As part of the NOVA core mission of educational experience, the international exchange participation with Ms. Pham opened doors for the exchange of information with the NOVA and local community about issues of public health, substance use and abuse, HIV/AIDS, prevention, policies and human rights.
During the week, the members of the Humphrey committee organized meetings with the college members, staff and students at the Annandale and Medical Center campuses, and with experts from the National Institute of Health, the World Bank, Chris Atwood Foundation, and George Mason University. She had the opportunity to network and create significant connection that, according to her, “will help her to research and conduct evidence to advocate for different policies, involve the government, and change perspectives.”
The last day, Ms. Pham visited the participants of the Community College Initiative (CCI) Program at NOVA. Both the CCI Program and the Humphrey Fellowship Program are sponsored by the U.S. Department of State, provide ten months of non-degree academic studies in related fields, and foster a mutual exchange of understanding and knowledge.
Ms. Pham motivated the CCI Program participants to look for opportunities to learn and to give back to their communities. Naik Alam, CCI participant from Pakistan, said he is “interested in poverty alleviation in general, and the role of women in this cause. I really wish to have this kind of opportunities in the future, where we can work with our government on a policy level.” Rajesh Shanmugan, CCI participant from India, expressed that he wants to be a Humphrey Fellow in the future: “I want to make researches to find methods to cure cigarettes and alcoholism addiction, because many families in India are seriously affected by them.”
During the discussion, Ms. Pham said her major goals are to share her knowledge with the younger generation, to change policies, and to enhance the voice of those who are going through drugs and IHV/AIDS problems, and who are discriminated against by society, so that they can find support in the community. “They deserve to be seen as sick, not as criminals. They are humans as well,” she mentioned. Her work in ethnography studies has led her to be labeled as a drug consumer, since she spends most of her time with them. “I do it because I need to understand the reasons why they do it and what are their challenges,” she added.
Problems such as drug addiction and HIV/AIDS affect every nation, so she believes that through networking, conferences, and cooperation, the problem can be addressed. The goal is to inform and educate people from different parts of the world, and that is what the CCI Program is promoting with Humphrey Fellowship Program’s help.
Kgaogelo Mbewe, from South Africa, said “I though HIV/AIDS was only a problem in Africa, and after today’s discussion, my eyes have been opened to the fact that it is a worldwide problem, and that countries need to work together to educate people about the virus, how to protect themselves, and how to live and accept those who are already infected.” These issues are affecting all counties, because it is not only happening in Vietnam but everywhere. As Ms. Pham said, “What happens anywhere can happen everywhere.”
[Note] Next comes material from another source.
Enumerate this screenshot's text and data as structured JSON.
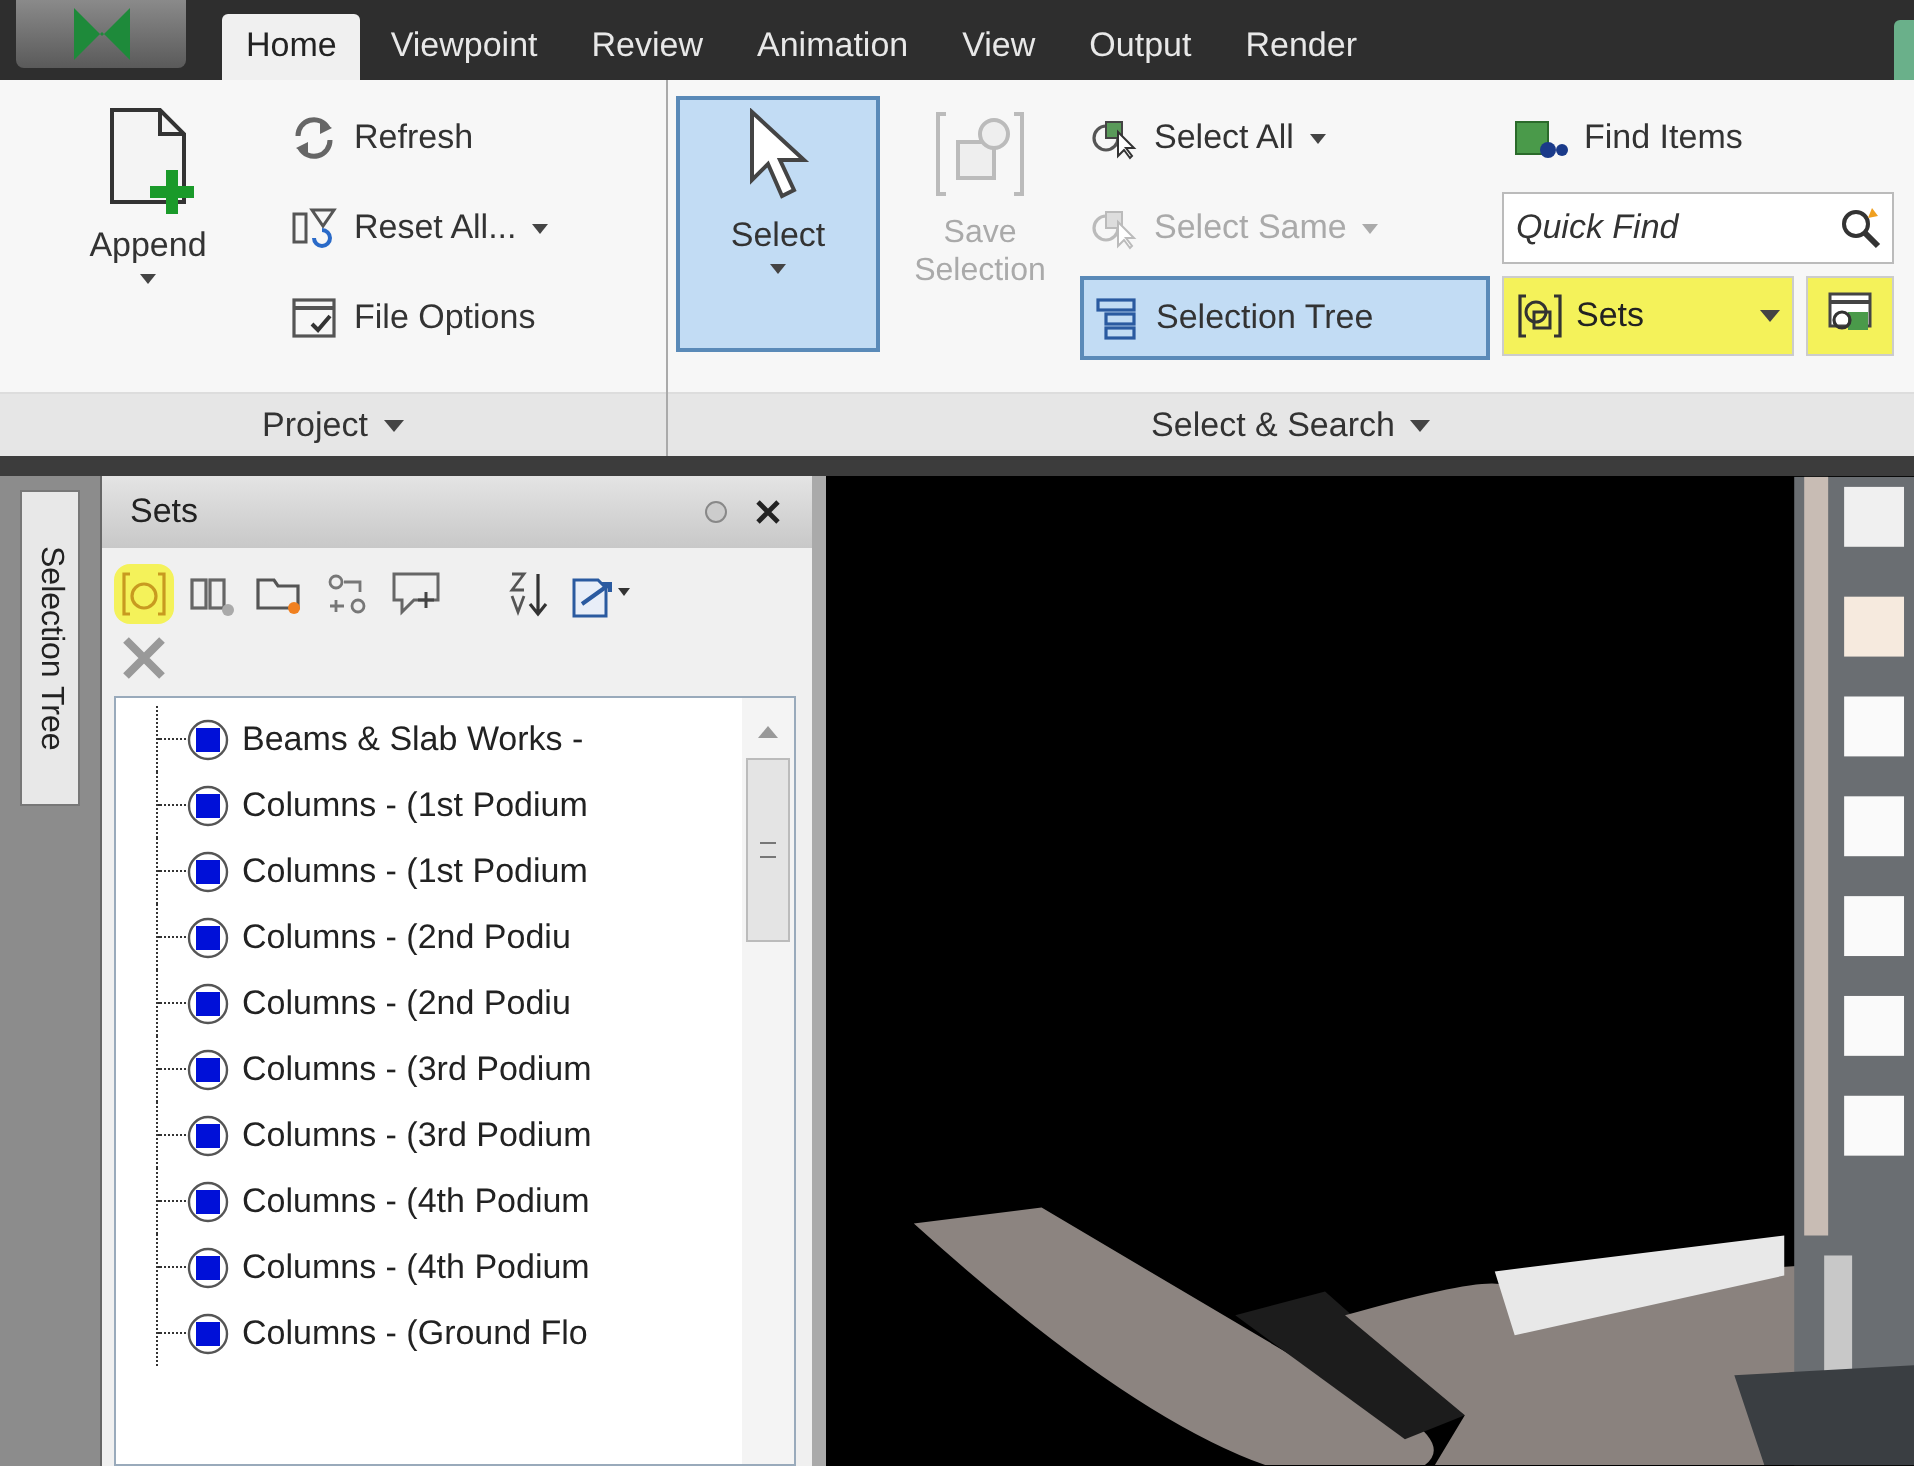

Post written by Vanesa de la Cruz, CCI Participant at NOVA 2016-2017, Colombia